God can handle the big issues in the universe. I will do the things that I have been called to do. Be a "good" steward of His gifts.

Patrick said...

We do have biblical warrant for our role in "helping the poor".

It's based on 3 ideas.

1) Yahweh commanded individual Jews to help the poor, not His theocratic state.

2) Jesus simply repeated these ideas.
As God, He chooses leaders anyway and always has according to Daniel 4.

Certainly God chose ANE Israel's leaders. As God, Jesus certainly does vote.

3) Caesar is not Christ's agent beyond crime control, the NT in fact is somewhat a hostile dialectic between Christ and Caesar.

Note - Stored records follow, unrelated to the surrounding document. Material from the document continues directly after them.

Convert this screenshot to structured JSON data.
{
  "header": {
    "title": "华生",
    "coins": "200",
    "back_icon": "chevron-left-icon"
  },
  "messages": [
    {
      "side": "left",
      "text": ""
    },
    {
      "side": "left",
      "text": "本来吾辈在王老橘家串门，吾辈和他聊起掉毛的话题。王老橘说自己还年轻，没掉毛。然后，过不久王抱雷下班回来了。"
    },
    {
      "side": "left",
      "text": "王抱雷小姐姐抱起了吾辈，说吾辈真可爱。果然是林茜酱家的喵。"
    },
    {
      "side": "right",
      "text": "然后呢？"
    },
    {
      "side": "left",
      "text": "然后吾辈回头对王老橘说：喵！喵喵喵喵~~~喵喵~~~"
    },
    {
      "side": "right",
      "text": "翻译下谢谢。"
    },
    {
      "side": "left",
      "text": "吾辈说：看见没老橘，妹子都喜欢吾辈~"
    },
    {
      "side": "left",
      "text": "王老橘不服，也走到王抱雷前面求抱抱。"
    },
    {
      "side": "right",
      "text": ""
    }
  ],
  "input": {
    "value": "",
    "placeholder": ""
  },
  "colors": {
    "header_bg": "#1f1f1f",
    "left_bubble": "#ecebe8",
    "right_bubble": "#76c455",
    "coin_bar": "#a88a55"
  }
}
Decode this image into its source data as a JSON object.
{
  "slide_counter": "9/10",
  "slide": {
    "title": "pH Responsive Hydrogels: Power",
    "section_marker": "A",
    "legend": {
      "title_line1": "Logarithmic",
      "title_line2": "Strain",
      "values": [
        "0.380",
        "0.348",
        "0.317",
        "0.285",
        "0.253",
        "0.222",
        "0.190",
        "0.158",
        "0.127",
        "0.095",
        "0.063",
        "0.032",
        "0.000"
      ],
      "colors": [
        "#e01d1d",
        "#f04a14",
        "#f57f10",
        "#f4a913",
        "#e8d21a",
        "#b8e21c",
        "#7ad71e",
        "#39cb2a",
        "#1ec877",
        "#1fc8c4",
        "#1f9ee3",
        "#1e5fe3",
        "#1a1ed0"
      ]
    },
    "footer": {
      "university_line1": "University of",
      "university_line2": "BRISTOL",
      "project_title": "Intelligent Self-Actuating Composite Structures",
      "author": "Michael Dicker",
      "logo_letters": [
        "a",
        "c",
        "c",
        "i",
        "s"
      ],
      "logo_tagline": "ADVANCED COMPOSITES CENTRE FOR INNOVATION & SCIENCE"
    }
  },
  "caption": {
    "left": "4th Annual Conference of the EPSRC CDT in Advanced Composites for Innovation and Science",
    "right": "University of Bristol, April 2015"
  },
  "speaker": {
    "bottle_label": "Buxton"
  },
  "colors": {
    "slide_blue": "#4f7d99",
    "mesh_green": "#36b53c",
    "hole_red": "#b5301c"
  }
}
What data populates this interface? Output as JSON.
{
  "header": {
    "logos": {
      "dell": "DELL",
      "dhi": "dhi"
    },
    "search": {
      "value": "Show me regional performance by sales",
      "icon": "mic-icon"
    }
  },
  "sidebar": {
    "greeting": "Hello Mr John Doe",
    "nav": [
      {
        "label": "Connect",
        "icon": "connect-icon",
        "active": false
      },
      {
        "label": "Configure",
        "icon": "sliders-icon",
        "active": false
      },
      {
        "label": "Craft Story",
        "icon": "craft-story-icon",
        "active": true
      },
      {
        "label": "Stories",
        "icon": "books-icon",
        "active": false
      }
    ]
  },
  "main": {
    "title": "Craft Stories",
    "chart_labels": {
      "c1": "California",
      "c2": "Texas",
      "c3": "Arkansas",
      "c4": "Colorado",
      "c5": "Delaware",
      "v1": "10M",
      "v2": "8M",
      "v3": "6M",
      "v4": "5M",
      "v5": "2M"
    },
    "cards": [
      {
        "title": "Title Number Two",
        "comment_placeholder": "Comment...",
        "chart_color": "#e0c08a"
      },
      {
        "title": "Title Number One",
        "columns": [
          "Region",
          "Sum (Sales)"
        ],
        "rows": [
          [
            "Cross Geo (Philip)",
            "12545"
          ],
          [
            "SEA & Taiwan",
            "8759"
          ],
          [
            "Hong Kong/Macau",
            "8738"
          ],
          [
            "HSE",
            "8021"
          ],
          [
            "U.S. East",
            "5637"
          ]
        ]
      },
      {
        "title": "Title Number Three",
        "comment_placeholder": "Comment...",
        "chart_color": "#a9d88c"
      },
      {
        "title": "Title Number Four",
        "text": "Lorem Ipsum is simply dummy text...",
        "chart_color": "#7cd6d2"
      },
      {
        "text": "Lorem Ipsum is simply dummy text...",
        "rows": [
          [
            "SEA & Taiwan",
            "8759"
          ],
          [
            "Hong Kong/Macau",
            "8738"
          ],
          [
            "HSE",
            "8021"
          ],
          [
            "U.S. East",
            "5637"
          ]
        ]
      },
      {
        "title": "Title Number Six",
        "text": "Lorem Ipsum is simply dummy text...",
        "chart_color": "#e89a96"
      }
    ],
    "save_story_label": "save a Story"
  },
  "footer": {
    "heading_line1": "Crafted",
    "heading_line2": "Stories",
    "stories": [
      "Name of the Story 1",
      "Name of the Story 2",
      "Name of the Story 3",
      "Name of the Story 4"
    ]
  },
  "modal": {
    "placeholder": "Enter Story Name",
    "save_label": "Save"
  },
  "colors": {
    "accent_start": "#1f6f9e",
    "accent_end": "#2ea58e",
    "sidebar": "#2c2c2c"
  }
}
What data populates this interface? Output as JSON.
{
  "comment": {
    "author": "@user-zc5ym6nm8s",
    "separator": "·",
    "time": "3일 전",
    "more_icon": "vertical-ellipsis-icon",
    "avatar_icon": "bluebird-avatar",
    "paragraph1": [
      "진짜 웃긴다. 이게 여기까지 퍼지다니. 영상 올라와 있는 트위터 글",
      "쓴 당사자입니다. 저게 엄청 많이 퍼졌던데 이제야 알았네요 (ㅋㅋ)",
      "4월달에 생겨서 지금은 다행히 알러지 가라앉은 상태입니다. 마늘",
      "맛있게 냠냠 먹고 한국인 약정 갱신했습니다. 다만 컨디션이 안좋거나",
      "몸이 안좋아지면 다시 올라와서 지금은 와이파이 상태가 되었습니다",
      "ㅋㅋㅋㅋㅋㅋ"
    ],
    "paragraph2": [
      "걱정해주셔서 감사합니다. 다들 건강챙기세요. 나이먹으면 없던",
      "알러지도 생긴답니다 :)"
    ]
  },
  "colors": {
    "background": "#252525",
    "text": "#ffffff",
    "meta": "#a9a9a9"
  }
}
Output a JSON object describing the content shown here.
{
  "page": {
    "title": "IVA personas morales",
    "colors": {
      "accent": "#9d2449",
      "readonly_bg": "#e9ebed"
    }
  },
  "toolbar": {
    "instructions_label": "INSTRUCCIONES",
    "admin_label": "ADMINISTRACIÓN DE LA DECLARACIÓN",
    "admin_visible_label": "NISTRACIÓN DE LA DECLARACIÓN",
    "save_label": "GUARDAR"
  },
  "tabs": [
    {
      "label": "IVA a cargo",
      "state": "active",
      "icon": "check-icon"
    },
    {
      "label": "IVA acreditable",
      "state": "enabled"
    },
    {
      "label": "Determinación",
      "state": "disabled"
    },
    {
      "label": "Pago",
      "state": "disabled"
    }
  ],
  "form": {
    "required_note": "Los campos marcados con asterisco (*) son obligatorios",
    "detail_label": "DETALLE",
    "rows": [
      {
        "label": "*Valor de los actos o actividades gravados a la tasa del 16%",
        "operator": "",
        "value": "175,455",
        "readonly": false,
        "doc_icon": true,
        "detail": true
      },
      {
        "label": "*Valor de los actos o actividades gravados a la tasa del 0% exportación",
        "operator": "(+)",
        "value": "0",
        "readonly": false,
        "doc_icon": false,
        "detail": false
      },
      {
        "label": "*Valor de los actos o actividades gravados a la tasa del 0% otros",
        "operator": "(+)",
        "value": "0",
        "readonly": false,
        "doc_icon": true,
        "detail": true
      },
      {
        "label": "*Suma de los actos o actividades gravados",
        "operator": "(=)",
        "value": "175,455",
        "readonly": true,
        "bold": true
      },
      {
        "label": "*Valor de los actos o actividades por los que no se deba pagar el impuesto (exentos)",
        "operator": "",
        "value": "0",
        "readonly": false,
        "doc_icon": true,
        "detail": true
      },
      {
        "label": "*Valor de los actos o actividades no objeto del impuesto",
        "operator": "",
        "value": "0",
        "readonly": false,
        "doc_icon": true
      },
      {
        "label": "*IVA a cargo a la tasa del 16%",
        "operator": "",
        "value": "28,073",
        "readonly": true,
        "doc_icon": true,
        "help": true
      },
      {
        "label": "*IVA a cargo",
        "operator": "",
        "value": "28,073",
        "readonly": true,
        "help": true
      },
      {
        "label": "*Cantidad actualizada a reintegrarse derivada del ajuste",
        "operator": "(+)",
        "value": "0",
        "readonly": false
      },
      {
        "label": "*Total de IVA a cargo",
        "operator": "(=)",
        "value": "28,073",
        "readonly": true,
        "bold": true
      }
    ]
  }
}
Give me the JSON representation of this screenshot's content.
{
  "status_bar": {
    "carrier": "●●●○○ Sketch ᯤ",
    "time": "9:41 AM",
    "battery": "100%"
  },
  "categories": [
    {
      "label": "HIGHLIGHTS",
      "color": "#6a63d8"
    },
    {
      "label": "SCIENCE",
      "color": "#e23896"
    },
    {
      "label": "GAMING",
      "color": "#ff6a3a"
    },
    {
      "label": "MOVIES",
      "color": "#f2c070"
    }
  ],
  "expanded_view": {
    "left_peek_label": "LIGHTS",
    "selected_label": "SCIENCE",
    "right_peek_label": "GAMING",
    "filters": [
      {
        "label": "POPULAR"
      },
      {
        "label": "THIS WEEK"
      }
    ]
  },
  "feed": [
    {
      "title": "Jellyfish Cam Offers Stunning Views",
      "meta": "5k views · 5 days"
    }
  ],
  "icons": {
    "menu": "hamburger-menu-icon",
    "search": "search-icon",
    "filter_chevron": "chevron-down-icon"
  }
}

This is why Carter's views are flawed, IMO. Helping the poor is OUR role, not Caesar's. Caesar is often the enemy of Christ.

J said...

Jimmy Carter never said that.

Mark Goodacre said...

That was the point of my post, J!

Douglas Asbury said...

In terms of the Carter attribution of the Fugelsang quote, the quote is consistent with Carter's expressed attitudes and ideas, so it is easy to believe he said that. Regardless, no matter who said it, the statement stands on its own merits, or it doesn't. Those who like it will agree, even not knowing who said it; those who don't like it will reject the thought, regardless of the perceived authority of the speaker.

treehugger said...

I actually read that quote in a blog post Fugelsang wrote for the website current.com. The site is now defunct, so the original post is gone, but it shows up here, as the May 31, 2013 entry: http://timstriangletribune.wordpress.com/tag/john-fugelsang/

The quote is in the last paragraph, and the entire post is well worth a read.

V Anderson said...

Thank you for explaining this phenomenon, now rampant on the internet, of misattributing quotations.

It's always existed, but the pace of the misattributions is mind boggling.

I appreciate your thoughtful post. Thank you for giving us Goodacre's full quote.

Human beings have always had 30 second attention spans. Not helpful for our souls.

Again thank you for your research and writing.

V Anderson said...

Correction to my post to correct typo *Fugelsang's* quote.

Shayne O said...


"Forgive them father, for I have sinned" - Kurt Cobain

sacdtodvda said...

I think it was Abraham Lincoln who first observed that many quotations on the internet were often attributed to the wrong celebrity.